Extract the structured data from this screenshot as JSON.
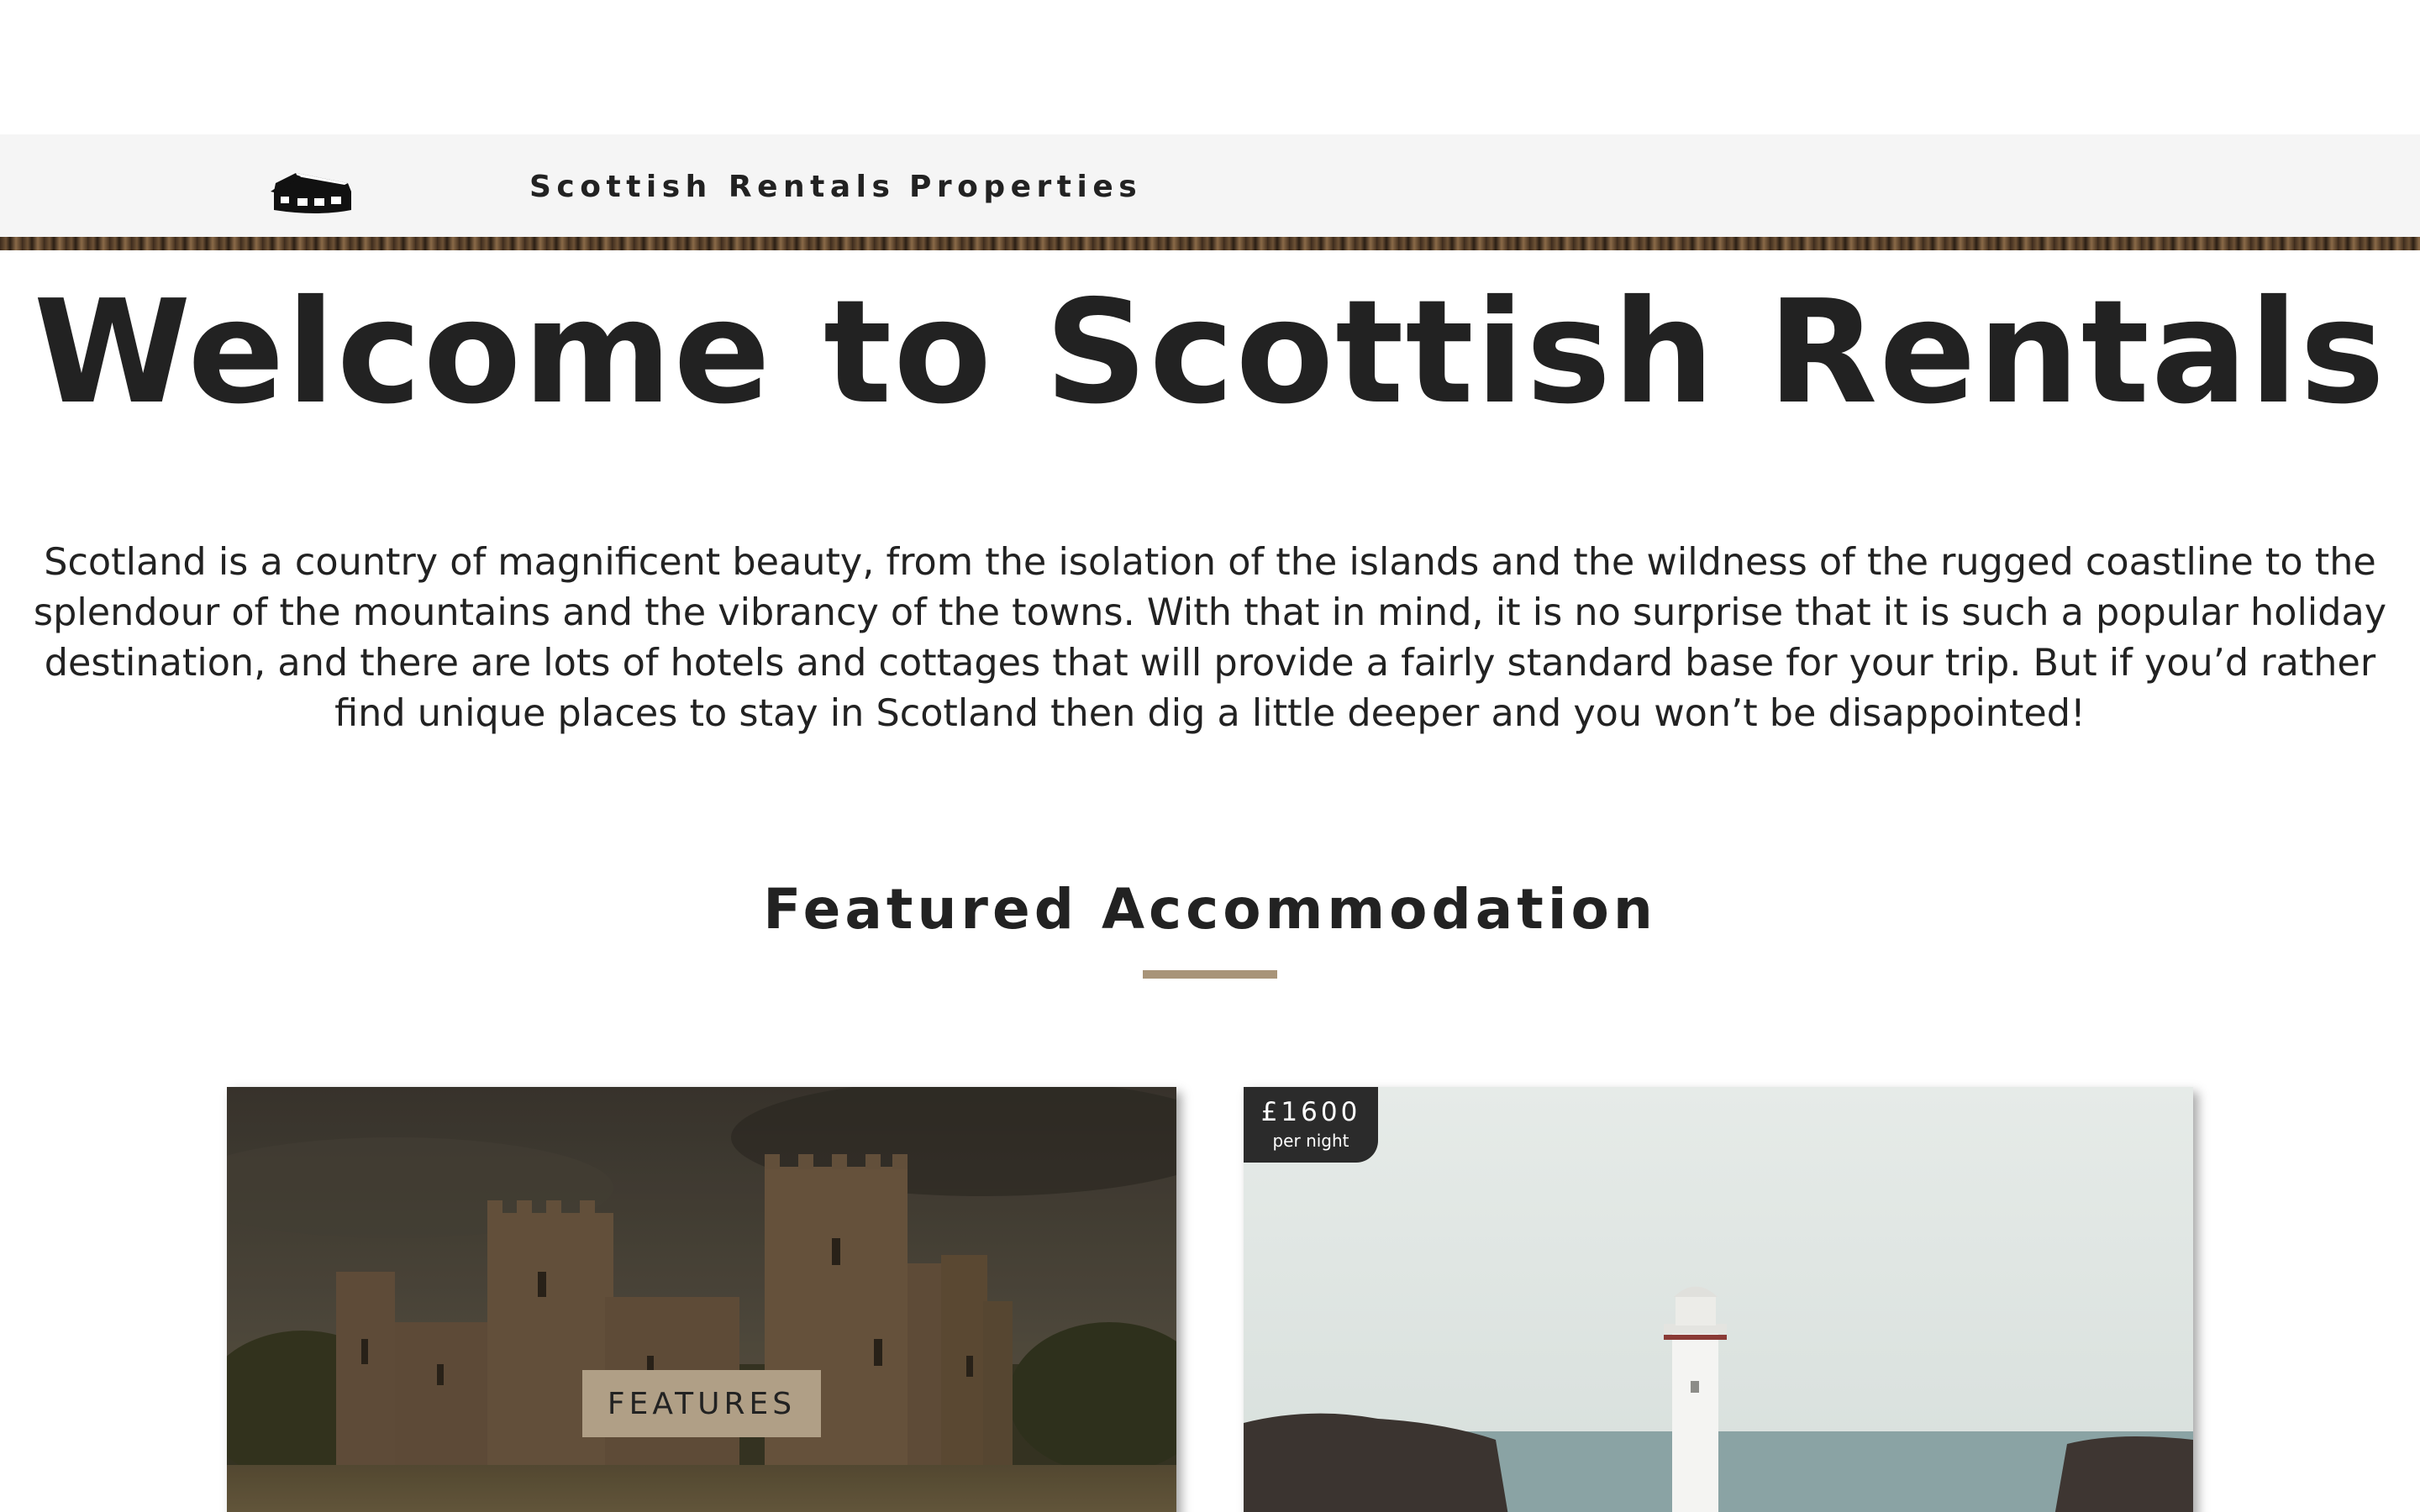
{
  "nav": {
    "logo_icon": "house-icon",
    "links": [
      {
        "label": "Scottish Rentals"
      },
      {
        "label": "Properties"
      }
    ]
  },
  "hero": {
    "title": "Welcome to Scottish Rentals",
    "intro": "Scotland is a country of magnificent beauty, from the isolation of the islands and the wildness of the rugged coastline to the splendour of the mountains and the vibrancy of the towns. With that in mind, it is no surprise that it is such a popular holiday destination, and there are lots of hotels and cottages that will provide a fairly standard base for your trip. But if you’d rather find unique places to stay in Scotland then dig a little deeper and you won’t be disappointed!"
  },
  "featured": {
    "title": "Featured Accommodation",
    "underline_color": "#a89479",
    "cards": [
      {
        "image": "castle-photo",
        "button_label": "FEATURES"
      },
      {
        "image": "lighthouse-photo",
        "price": "£1600",
        "price_unit": "per night"
      }
    ]
  },
  "colors": {
    "nav_background": "#f5f5f5",
    "text": "#222222",
    "accent": "#b09f86",
    "price_tag_background": "#2b2b2b"
  }
}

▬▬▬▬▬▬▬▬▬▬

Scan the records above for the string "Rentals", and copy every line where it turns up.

        "label": "Scottish Rentals"
    "title": "Welcome to Scottish Rentals",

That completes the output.